──────── Provided records

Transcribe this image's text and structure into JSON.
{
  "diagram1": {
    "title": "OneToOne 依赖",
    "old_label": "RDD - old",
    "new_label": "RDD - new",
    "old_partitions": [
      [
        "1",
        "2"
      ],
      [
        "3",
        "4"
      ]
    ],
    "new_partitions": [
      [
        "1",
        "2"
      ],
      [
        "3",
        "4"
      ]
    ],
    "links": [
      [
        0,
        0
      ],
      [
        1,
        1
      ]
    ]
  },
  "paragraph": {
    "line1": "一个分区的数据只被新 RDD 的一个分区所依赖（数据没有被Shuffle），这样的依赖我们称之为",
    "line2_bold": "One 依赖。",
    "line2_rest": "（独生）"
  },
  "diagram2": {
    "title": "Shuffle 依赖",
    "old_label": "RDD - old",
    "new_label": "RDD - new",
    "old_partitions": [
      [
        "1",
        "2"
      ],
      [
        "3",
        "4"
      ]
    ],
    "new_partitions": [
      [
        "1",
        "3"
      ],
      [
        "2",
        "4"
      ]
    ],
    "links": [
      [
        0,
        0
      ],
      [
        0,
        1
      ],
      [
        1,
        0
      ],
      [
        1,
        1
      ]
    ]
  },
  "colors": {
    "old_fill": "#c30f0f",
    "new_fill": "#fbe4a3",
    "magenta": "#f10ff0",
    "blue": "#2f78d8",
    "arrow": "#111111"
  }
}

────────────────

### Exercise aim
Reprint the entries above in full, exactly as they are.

### Your solution
Transcribe this image's text and structure into JSON.
{
  "diagram1": {
    "title": "OneToOne 依赖",
    "old_label": "RDD - old",
    "new_label": "RDD - new",
    "old_partitions": [
      [
        "1",
        "2"
      ],
      [
        "3",
        "4"
      ]
    ],
    "new_partitions": [
      [
        "1",
        "2"
      ],
      [
        "3",
        "4"
      ]
    ],
    "links": [
      [
        0,
        0
      ],
      [
        1,
        1
      ]
    ]
  },
  "paragraph": {
    "line1": "一个分区的数据只被新 RDD 的一个分区所依赖（数据没有被Shuffle），这样的依赖我们称之为",
    "line2_bold": "One 依赖。",
    "line2_rest": "（独生）"
  },
  "diagram2": {
    "title": "Shuffle 依赖",
    "old_label": "RDD - old",
    "new_label": "RDD - new",
    "old_partitions": [
      [
        "1",
        "2"
      ],
      [
        "3",
        "4"
      ]
    ],
    "new_partitions": [
      [
        "1",
        "3"
      ],
      [
        "2",
        "4"
      ]
    ],
    "links": [
      [
        0,
        0
      ],
      [
        0,
        1
      ],
      [
        1,
        0
      ],
      [
        1,
        1
      ]
    ]
  },
  "colors": {
    "old_fill": "#c30f0f",
    "new_fill": "#fbe4a3",
    "magenta": "#f10ff0",
    "blue": "#2f78d8",
    "arrow": "#111111"
  }
}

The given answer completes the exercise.